===== Given records
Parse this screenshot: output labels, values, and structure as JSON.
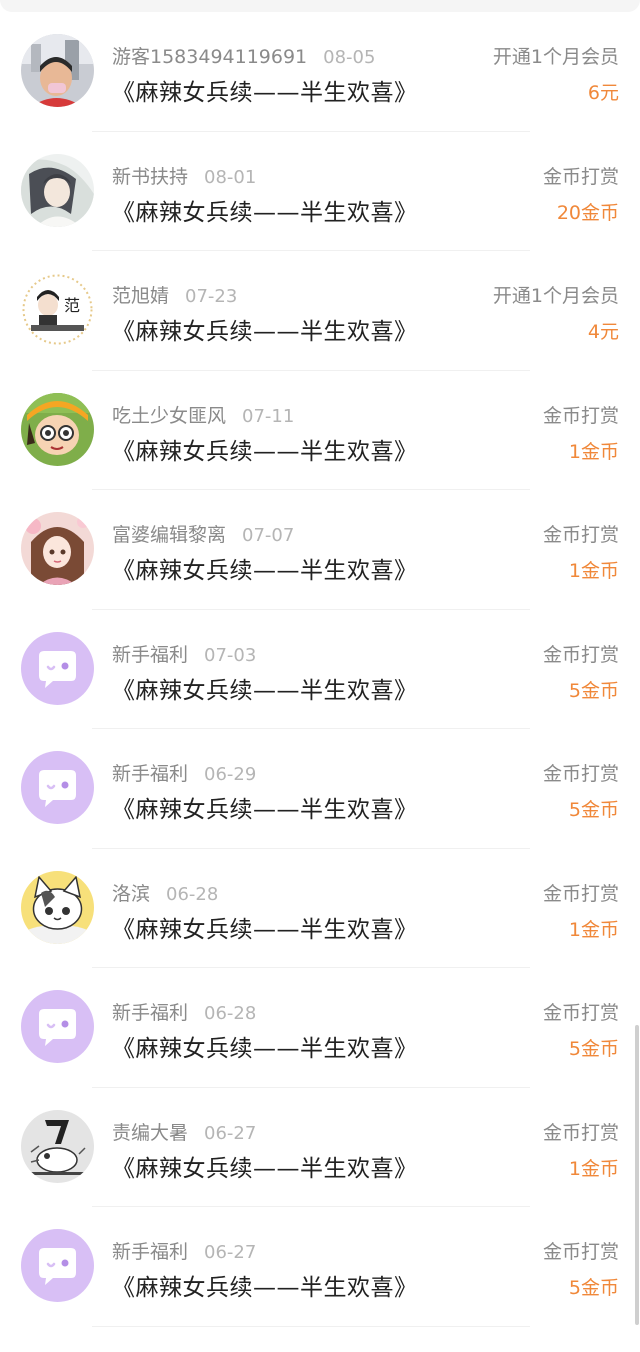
{
  "colors": {
    "accent": "#f0883a",
    "name": "#8a8a8a",
    "date": "#b5b5b5",
    "title": "#222222",
    "system_avatar_bg": "#d8bff5"
  },
  "records": [
    {
      "name": "游客1583494119691",
      "date": "08-05",
      "book": "《麻辣女兵续——半生欢喜》",
      "gift_type": "开通1个月会员",
      "amount": "6元",
      "avatar": "photo-avatar-boy"
    },
    {
      "name": "新书扶持",
      "date": "08-01",
      "book": "《麻辣女兵续——半生欢喜》",
      "gift_type": "金币打赏",
      "amount": "20金币",
      "avatar": "anime-avatar-longhair"
    },
    {
      "name": "范旭婧",
      "date": "07-23",
      "book": "《麻辣女兵续——半生欢喜》",
      "gift_type": "开通1个月会员",
      "amount": "4元",
      "avatar": "cartoon-avatar-fan",
      "avatar_text": "范"
    },
    {
      "name": "吃土少女匪风",
      "date": "07-11",
      "book": "《麻辣女兵续——半生欢喜》",
      "gift_type": "金币打赏",
      "amount": "1金币",
      "avatar": "cartoon-avatar-glasses"
    },
    {
      "name": "富婆编辑黎离",
      "date": "07-07",
      "book": "《麻辣女兵续——半生欢喜》",
      "gift_type": "金币打赏",
      "amount": "1金币",
      "avatar": "anime-avatar-girl"
    },
    {
      "name": "新手福利",
      "date": "07-03",
      "book": "《麻辣女兵续——半生欢喜》",
      "gift_type": "金币打赏",
      "amount": "5金币",
      "avatar": "chat-bubble-icon"
    },
    {
      "name": "新手福利",
      "date": "06-29",
      "book": "《麻辣女兵续——半生欢喜》",
      "gift_type": "金币打赏",
      "amount": "5金币",
      "avatar": "chat-bubble-icon"
    },
    {
      "name": "洛滨",
      "date": "06-28",
      "book": "《麻辣女兵续——半生欢喜》",
      "gift_type": "金币打赏",
      "amount": "1金币",
      "avatar": "cartoon-avatar-cat"
    },
    {
      "name": "新手福利",
      "date": "06-28",
      "book": "《麻辣女兵续——半生欢喜》",
      "gift_type": "金币打赏",
      "amount": "5金币",
      "avatar": "chat-bubble-icon"
    },
    {
      "name": "责编大暑",
      "date": "06-27",
      "book": "《麻辣女兵续——半生欢喜》",
      "gift_type": "金币打赏",
      "amount": "1金币",
      "avatar": "sketch-avatar-mouse"
    },
    {
      "name": "新手福利",
      "date": "06-27",
      "book": "《麻辣女兵续——半生欢喜》",
      "gift_type": "金币打赏",
      "amount": "5金币",
      "avatar": "chat-bubble-icon"
    }
  ]
}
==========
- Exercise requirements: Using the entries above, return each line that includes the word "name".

- Exercise result:
    "name": "#8a8a8a",
      "name": "游客1583494119691",
      "name": "新书扶持",
      "name": "范旭婧",
      "name": "吃土少女匪风",
      "name": "富婆编辑黎离",
      "name": "新手福利",
      "name": "新手福利",
      "name": "洛滨",
      "name": "新手福利",
      "name": "责编大暑",
      "name": "新手福利",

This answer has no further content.